You know your favorite zombie-apocalypse cable TV drama has become a cultural touchstone when economics bloggers are using it to illustrate a point, as Mike Konczal does writing here about insurance regulation:
Speaking at a conceptual level, I think it is fair to say that we regulate the #$@% out of people who hang the sign “insurance” on their door, and do not for those, like AIG did, that provide insurance without hanging the sign. As a result actual insurance agents who hang the sign are kind of how we idealize the boring bankers of times gone past.
There’s good reason we regulate insurance – it needs to pay out exactly at the moment when it is the least likely to get paid. I wrote a post for the Atlantic Business section that asked how should you think of zombie insurance? How would you price a contract that paid $100 if the world turned into The Walking Dead, where cities were overrun with armies of zombies?

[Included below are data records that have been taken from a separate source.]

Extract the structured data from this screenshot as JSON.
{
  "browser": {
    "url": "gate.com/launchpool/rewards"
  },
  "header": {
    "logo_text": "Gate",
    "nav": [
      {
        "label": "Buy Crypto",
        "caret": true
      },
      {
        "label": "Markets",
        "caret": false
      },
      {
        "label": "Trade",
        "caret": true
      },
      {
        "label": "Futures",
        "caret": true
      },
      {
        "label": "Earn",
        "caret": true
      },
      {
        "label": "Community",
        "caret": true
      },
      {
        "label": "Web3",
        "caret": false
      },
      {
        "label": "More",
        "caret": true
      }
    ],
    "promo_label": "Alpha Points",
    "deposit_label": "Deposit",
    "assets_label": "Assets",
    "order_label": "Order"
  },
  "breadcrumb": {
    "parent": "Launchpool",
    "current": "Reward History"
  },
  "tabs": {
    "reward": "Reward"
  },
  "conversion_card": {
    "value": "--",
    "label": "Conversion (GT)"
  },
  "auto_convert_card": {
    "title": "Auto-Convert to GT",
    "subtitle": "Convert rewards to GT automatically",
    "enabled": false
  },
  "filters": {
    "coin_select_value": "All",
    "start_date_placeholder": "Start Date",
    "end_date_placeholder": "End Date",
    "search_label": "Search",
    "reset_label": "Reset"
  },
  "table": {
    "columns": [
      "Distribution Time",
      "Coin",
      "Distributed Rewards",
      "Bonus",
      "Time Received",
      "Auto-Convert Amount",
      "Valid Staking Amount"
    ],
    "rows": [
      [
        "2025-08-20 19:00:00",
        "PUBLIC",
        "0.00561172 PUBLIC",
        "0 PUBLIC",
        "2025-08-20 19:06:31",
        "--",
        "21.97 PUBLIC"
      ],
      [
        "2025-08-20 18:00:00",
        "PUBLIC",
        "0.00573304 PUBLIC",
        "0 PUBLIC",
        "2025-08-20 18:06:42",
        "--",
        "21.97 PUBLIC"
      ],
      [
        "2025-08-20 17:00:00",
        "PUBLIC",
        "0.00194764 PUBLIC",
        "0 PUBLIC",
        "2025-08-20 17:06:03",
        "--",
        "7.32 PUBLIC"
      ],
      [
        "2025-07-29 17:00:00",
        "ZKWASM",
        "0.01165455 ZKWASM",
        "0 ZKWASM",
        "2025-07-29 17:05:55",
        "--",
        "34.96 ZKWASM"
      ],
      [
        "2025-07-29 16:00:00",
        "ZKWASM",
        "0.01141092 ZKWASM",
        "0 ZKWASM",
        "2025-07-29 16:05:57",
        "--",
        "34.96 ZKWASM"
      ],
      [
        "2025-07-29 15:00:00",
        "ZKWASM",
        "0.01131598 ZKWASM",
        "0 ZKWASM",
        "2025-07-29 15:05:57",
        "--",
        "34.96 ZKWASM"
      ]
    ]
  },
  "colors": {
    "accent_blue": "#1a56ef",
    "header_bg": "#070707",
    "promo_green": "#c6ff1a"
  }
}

The short answer is that you wouldn’t pay anything, since when you need to collect it the person on the other end is probably a zombie. This “who can credibly commit to backstopping bad events” goes towards a notion of the role the government can play in financial markets.